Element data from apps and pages
:::::

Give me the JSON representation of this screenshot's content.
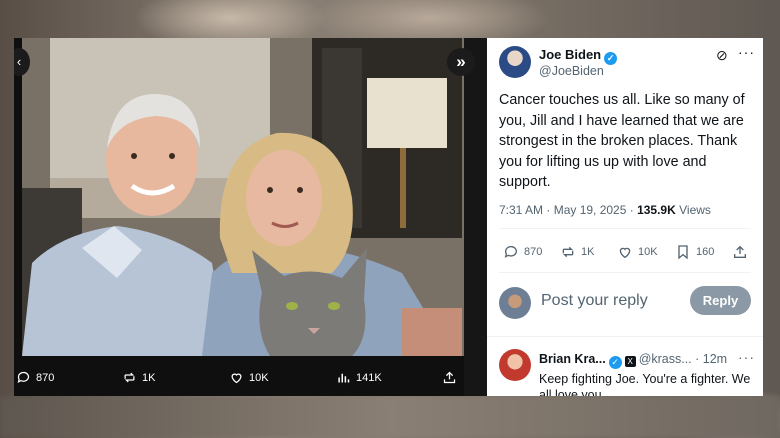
{
  "media": {
    "actions": {
      "replies": "870",
      "reposts": "1K",
      "likes": "10K",
      "views": "141K"
    }
  },
  "tweet": {
    "author": {
      "name": "Joe Biden",
      "handle": "@JoeBiden"
    },
    "text": "Cancer touches us all. Like so many of you, Jill and I have learned that we are strongest in the broken places. Thank you for lifting us up with love and support.",
    "time": "7:31 AM · May 19, 2025 · ",
    "views_count": "135.9K",
    "views_label": " Views",
    "actions": {
      "replies": "870",
      "reposts": "1K",
      "likes": "10K",
      "bookmarks": "160"
    }
  },
  "compose": {
    "placeholder": "Post your reply",
    "button_label": "Reply"
  },
  "reply": {
    "name": "Brian Kra...",
    "handle": "@krass...",
    "time": " · 12m",
    "text": "Keep fighting Joe. You're a fighter. We all love you."
  },
  "colors": {
    "accent": "#1d9bf0",
    "reply_button": "#8b98a5",
    "muted_text": "#536471"
  }
}
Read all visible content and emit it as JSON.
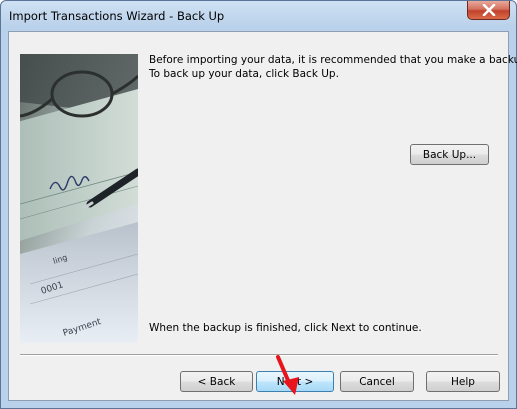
{
  "window": {
    "title": "Import Transactions Wizard - Back Up",
    "close_icon": "close-icon"
  },
  "content": {
    "intro_line1": "Before importing your data, it is recommended that you make a backup.",
    "intro_line2": "To back up your data, click Back Up.",
    "backup_button": "Back Up...",
    "finish_text": "When the backup is finished, click Next to continue."
  },
  "image": {
    "check_text_ling": "ling",
    "check_text_number": "0001",
    "check_text_payment": "Payment"
  },
  "footer": {
    "back_label": "< Back",
    "next_label": "Next >",
    "cancel_label": "Cancel",
    "help_label": "Help"
  },
  "colors": {
    "title_gradient_top": "#cfe1f3",
    "client_bg": "#f0f0f0",
    "close_red": "#c2422c",
    "default_button": "#3c7fb1",
    "annotation_arrow": "#e8141c"
  },
  "annotation": {
    "arrow_icon": "red-arrow-icon"
  }
}
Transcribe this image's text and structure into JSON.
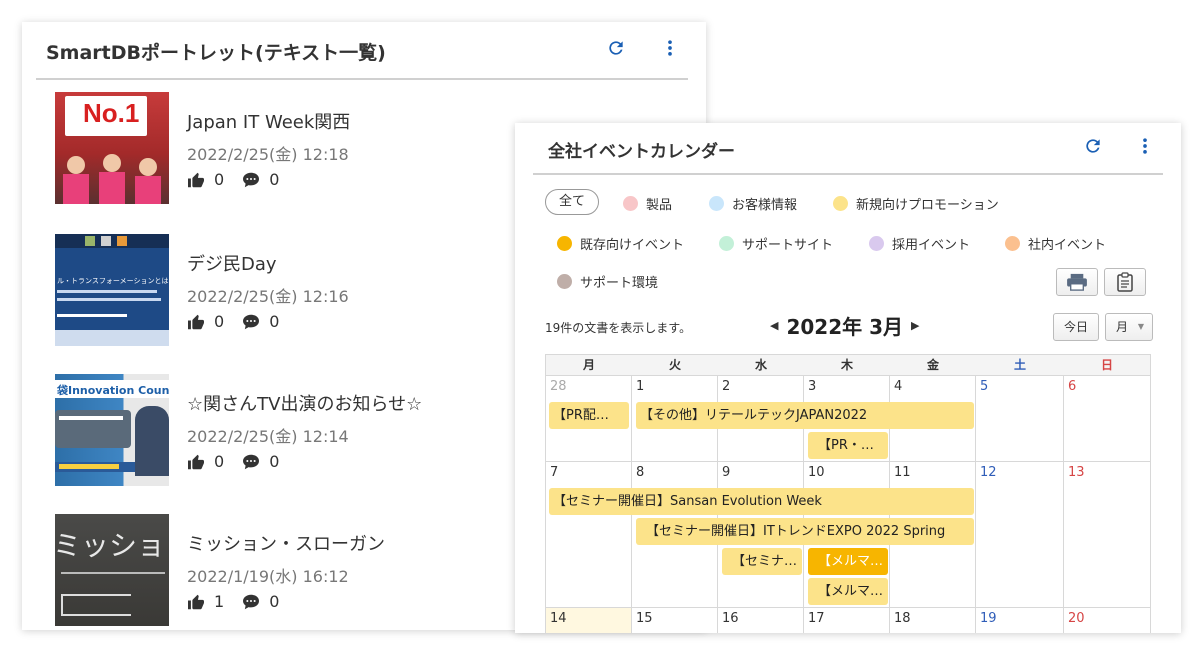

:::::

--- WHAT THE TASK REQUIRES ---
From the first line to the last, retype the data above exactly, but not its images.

--- SOLUTION FOR THIS TASK ---
Give me the JSON representation of this screenshot's content.
{
  "media": {
    "actions": {
      "replies": "870",
      "reposts": "1K",
      "likes": "10K",
      "views": "141K"
    }
  },
  "tweet": {
    "author": {
      "name": "Joe Biden",
      "handle": "@JoeBiden"
    },
    "text": "Cancer touches us all. Like so many of you, Jill and I have learned that we are strongest in the broken places. Thank you for lifting us up with love and support.",
    "time": "7:31 AM · May 19, 2025 · ",
    "views_count": "135.9K",
    "views_label": " Views",
    "actions": {
      "replies": "870",
      "reposts": "1K",
      "likes": "10K",
      "bookmarks": "160"
    }
  },
  "compose": {
    "placeholder": "Post your reply",
    "button_label": "Reply"
  },
  "reply": {
    "name": "Brian Kra...",
    "handle": "@krass...",
    "time": " · 12m",
    "text": "Keep fighting Joe. You're a fighter. We all love you."
  },
  "colors": {
    "accent": "#1d9bf0",
    "reply_button": "#8b98a5",
    "muted_text": "#536471"
  }
}
Read all visible content and emit it as JSON.
{
  "window": {
    "title": "Import Transactions Wizard - Back Up",
    "close_icon": "close-icon"
  },
  "content": {
    "intro_line1": "Before importing your data, it is recommended that you make a backup.",
    "intro_line2": "To back up your data, click Back Up.",
    "backup_button": "Back Up...",
    "finish_text": "When the backup is finished, click Next to continue."
  },
  "image": {
    "check_text_ling": "ling",
    "check_text_number": "0001",
    "check_text_payment": "Payment"
  },
  "footer": {
    "back_label": "< Back",
    "next_label": "Next >",
    "cancel_label": "Cancel",
    "help_label": "Help"
  },
  "colors": {
    "title_gradient_top": "#cfe1f3",
    "client_bg": "#f0f0f0",
    "close_red": "#c2422c",
    "default_button": "#3c7fb1",
    "annotation_arrow": "#e8141c"
  },
  "annotation": {
    "arrow_icon": "red-arrow-icon"
  }
}
Transcribe this image's text and structure into JSON.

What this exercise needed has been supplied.